The last few days in Kenya has been fantastic. The summer camp is in full swing, we had a day of the kids making books about themselves and another day of making paper airplanes. It was crazy, with 510 kids flying paper airplanes all over the school yard! It was wonderful to see the smiles on their faces.
On Friday I was in my arts and crafts class when I found one of the kids, Wendy, crying, and I saw that she fell over and her knee was bleeding. Without thinking I started helping her to clean her knee with a wet wipe while trying to figure out what teacher to find, when I realised where I was, and how I was warned over and over again to not get in touch with any blood. It was a horrible feeling to know that your natural instinct is to want to help someone and to have to be aware of any blood transmittable diseases. I took her to a teacher and we got the wound covered up, but it brought home to me how hard it is to fight natural instincts when you are with these kids.
The same thing happened with this little darling five-year-old, Fatuma. She came up to me shaking, and I found out she was on ARV drugs and her parents didn’t give her dinner or breakfast. It was 11 am and she hadn’t eaten anything. I snuck her into the staff room and gave her a cereal bar, which she almost inhaled. My heart broke a little. I don’t know how I am going to leave them next Friday (which in my head is in three months time).

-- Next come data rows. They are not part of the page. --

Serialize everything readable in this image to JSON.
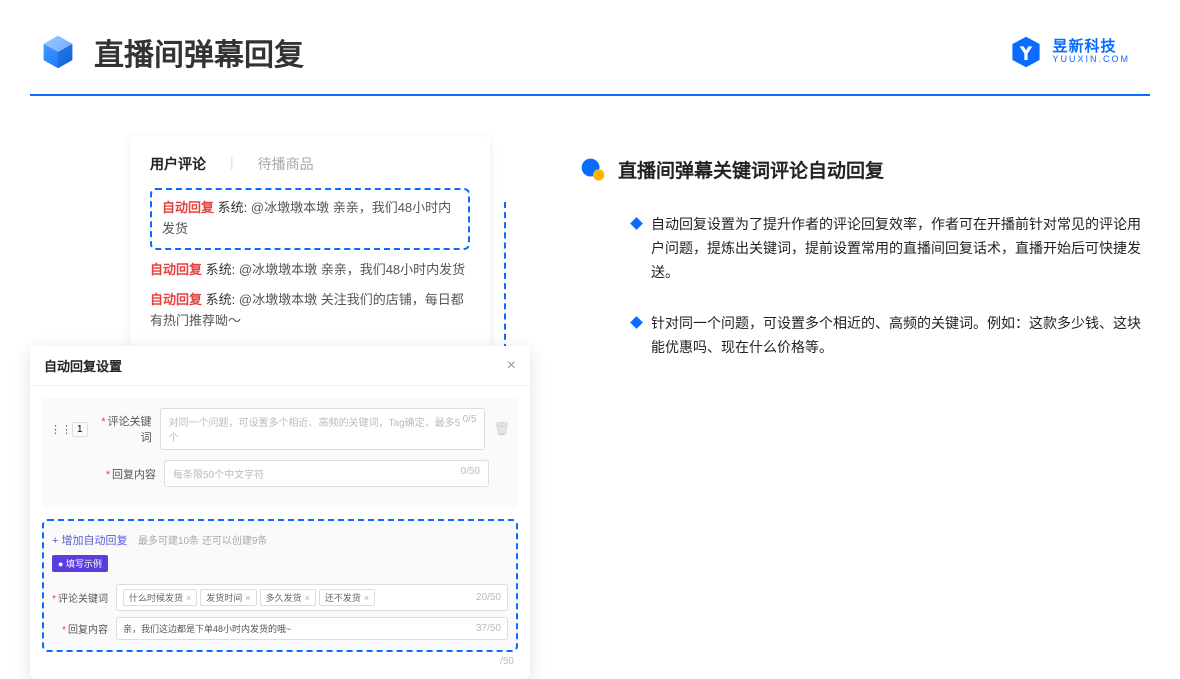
{
  "header": {
    "title": "直播间弹幕回复",
    "logo_main": "昱新科技",
    "logo_sub": "YUUXIN.COM"
  },
  "right": {
    "section_title": "直播间弹幕关键词评论自动回复",
    "bullets": [
      "自动回复设置为了提升作者的评论回复效率，作者可在开播前针对常见的评论用户问题，提炼出关键词，提前设置常用的直播间回复话术，直播开始后可快捷发送。",
      "针对同一个问题，可设置多个相近的、高频的关键词。例如：这款多少钱、这块能优惠吗、现在什么价格等。"
    ]
  },
  "card1": {
    "tab_comments": "用户评论",
    "tab_pending": "待播商品",
    "auto_label": "自动回复",
    "sys_label": "系统:",
    "msg_highlight": "@冰墩墩本墩 亲亲，我们48小时内发货",
    "msg2": "@冰墩墩本墩 亲亲，我们48小时内发货",
    "msg3": "@冰墩墩本墩 关注我们的店铺，每日都有热门推荐呦～"
  },
  "card2": {
    "title": "自动回复设置",
    "row_num": "1",
    "label_keyword": "评论关键词",
    "label_content": "回复内容",
    "placeholder_keyword": "对同一个问题，可设置多个相近、高频的关键词，Tag确定，最多5个",
    "counter_keyword": "0/5",
    "placeholder_content": "每条限50个中文字符",
    "counter_content": "0/50",
    "add_link": "+ 增加自动回复",
    "add_hint": "最多可建10条 还可以创建9条",
    "example_tag": "● 填写示例",
    "ex_label_keyword": "评论关键词",
    "ex_tags": [
      "什么时候发货",
      "发货时间",
      "多久发货",
      "还不发货"
    ],
    "ex_counter_kw": "20/50",
    "ex_label_content": "回复内容",
    "ex_content": "亲，我们这边都是下单48小时内发货的哦~",
    "ex_counter_ct": "37/50",
    "outer_counter": "/50"
  }
}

The children at TBH also managed to crawl into my heart more and more daily. On Friday I met a little girl, Mary, who comes from another Balcraig Foundation project, called Suswa. They rescue Massai girls between 9 and 12 from being married off to older men, and from female genital mutilation. This girl, Mary was 11 but looked about 7 she was so thin, and was sent to TBH to receive medical treatment. She could not understand a word of English, and in my random Swahili I managed to find out she wants water. She downed two large glasses of water! I kept saying ‘Hakuna Matata’ to her and she kept smiling. It was so funny, thinking about the lion king, but knowing that those words were comforting to this little girl. She is just beautiful.
So in between my time in Kenya I decided to come and see friends in Uganda. Alan and Jane Penry work for Watoto, another charity doing amazing work in Uganda. This morning we visited the Bulrushes babies home where a little baby Lillie, crawled onto my lap, and I realised she was not feeling well. She has a high fever and literally just laid in my arms. I am now asking for updates on her. I’m sure it’s just a cold, but she was just so sad looking. The babies home is incredible! There are so many babies, and a nursery for premature babies, with some babies that are so tiny, that you can’t believe they can survive that small. It was very hard to leave there.

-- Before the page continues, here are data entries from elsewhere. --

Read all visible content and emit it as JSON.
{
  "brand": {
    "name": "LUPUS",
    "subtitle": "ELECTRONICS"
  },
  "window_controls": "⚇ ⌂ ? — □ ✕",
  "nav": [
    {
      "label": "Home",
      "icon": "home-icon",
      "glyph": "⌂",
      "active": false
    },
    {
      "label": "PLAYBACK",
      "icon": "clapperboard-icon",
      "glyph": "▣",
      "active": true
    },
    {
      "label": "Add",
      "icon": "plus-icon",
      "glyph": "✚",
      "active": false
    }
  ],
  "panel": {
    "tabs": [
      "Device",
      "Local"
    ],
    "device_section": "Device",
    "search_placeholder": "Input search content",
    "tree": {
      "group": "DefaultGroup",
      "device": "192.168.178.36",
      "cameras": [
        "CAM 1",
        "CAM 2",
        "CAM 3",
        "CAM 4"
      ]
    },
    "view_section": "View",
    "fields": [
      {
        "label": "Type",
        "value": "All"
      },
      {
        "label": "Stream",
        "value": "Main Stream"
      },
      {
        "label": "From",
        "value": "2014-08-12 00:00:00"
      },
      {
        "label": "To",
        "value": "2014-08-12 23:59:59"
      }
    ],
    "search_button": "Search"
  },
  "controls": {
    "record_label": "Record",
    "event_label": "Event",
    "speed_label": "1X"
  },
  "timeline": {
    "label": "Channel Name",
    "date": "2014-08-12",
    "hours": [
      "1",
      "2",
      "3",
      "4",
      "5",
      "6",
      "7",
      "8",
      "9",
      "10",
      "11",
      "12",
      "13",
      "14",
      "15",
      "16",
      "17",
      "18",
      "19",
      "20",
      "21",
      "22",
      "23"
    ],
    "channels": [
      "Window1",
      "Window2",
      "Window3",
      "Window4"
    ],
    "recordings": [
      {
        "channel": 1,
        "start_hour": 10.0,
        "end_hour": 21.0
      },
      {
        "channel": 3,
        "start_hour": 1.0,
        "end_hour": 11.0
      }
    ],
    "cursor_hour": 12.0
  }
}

We went from there to a Watoto Village in Bbira. This was amazing. They have about a 1000 children living in one village with 8 children to a home living with a mum. We went to house 52 with Mama Beth, who cooked for us. Matoki is the most interesting dish…steamed banana… I can’t say it really tastes like anything, and it comes with a purple peanut sauce… It was a whole new experience! Mama Beth also gave me the biggest avocado I have ever seen! I am considering packing it in my bag back to London! After that we walked through the village and I had about five babies walking with me. Ah, they are just so beautiful. I loved it!
So tomorrow it’s back to Kenya for another week of Holiday camp in Mashimoni (Place of many pot holes) the Squatters school in the Kibera slum, and then off to Dadaab to the refugee camp. I am excited and apprehensive about the rest of my time here, but I love it. I’m a changed person forever.